Electric vehicle price cuts in recent months, or perhaps the past year we could say, have been superb for customers. But they’ve apparently been a bit brutal for automakers. Reports are that this should all get easier to manage since 15 Chinese automakers and Tesla* have signed a truce ending the price war. (*The only foreigner, but it somehow seems to get embraced as a Chinese automaker since its Shanghai gigafactory was built.)
In the US or Europe, I think this would break anti-trust laws. (But I’m not a lawyer, and especially not an anti-trust lawyer, so don’t quote me on that.) However, it’s apparently fine in China, and perhaps even welcomed by the powers that be. In fact, there was reportedly even a signing ceremony for this truce. Notable auto giants like BYD and Geely signed the truce, as did pure-EV startups like XPeng, NIO, and Tesla (but I guess we probably can’t call Tesla a startup any more).
So, how will all of these automakers stimulate more sales if not through price cuts? Through new models and simply good marketing (but not misleading marketing). Though, I have to wonder if the truce is not a marketing effort itself. It seems that many Chinese customers have gotten spoiled by cost cuts and expect them so much that they refrain from buying until a new round of cuts comes about. Perhaps this rather public truce was also about telling customers: “hey, these are the prices you have to pay, and we’re not cutting them further, so don’t wait around and delay your purchases any longer.”
Here are detailed commitments from the new Chinese EV truce, which go beyond a key element of stopping the price war:
- Adhere to industry rules and regulations, regulate marketing activities, maintain fair competition, and not disrupt fair competition with abnormal pricing.
- Pay attention to marketing and publicity methods, not exaggerate or use false publicity to attract attention or gain new customers.
- Put quality first; improve lives with high-quality products and services.
- Promote core socialist values, actively fulfill social responsibilities, and take on the heavy responsibility of maintaining steady growth, strengthening confidence, and preventing risks.
Seems reasonable. What are your thoughts?
Here’s the full list of the 17 automakers that signed onto the agreement:
- Chongqing Changan Automobile
- Dongfeng Motor
- Great Wall Motor
- JAC Motors
- Li Auto
Featured image courtesy of XPeng

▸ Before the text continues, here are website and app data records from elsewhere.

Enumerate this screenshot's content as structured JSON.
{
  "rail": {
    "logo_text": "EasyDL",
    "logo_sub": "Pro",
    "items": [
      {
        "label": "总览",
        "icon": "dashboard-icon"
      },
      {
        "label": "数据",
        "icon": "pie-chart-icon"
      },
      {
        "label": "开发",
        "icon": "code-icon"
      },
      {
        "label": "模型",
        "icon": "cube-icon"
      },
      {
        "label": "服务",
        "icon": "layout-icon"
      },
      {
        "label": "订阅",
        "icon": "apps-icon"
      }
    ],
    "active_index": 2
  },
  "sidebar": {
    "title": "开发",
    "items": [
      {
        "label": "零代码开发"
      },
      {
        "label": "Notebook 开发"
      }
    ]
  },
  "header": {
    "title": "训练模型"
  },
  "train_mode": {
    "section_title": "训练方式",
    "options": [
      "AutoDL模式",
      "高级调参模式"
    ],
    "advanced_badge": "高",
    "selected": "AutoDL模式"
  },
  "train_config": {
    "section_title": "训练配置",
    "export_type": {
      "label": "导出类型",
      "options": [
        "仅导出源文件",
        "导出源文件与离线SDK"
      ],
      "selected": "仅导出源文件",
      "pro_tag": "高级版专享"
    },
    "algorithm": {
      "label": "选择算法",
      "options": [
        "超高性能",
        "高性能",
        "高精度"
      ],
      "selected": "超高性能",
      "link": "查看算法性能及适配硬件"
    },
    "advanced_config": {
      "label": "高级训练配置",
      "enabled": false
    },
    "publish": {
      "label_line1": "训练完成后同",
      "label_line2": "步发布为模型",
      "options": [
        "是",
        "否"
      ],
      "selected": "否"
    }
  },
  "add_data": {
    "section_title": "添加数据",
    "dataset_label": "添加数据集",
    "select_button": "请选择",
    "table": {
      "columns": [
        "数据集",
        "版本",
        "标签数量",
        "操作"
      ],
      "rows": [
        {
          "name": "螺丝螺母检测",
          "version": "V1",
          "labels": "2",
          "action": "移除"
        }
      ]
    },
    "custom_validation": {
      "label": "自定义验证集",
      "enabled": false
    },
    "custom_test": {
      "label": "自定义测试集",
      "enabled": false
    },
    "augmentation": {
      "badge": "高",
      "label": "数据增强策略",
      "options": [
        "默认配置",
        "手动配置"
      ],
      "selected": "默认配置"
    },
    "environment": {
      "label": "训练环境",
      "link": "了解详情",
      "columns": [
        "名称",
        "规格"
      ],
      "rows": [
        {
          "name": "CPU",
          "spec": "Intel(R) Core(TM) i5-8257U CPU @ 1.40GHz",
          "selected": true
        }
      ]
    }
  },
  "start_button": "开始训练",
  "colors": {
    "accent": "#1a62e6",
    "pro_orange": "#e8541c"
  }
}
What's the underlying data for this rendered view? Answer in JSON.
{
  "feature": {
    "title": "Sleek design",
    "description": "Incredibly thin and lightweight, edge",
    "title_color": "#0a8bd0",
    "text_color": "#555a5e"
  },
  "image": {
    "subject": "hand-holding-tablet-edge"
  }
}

Have a tip for CleanTechnica? Want to advertise? Want to suggest a guest for our CleanTech Talk podcast? Contact us here.
EV Obsession Daily!
Tesla Sales in 2023, 2024, and 2030
CleanTechnica uses affiliate links. See our policy here.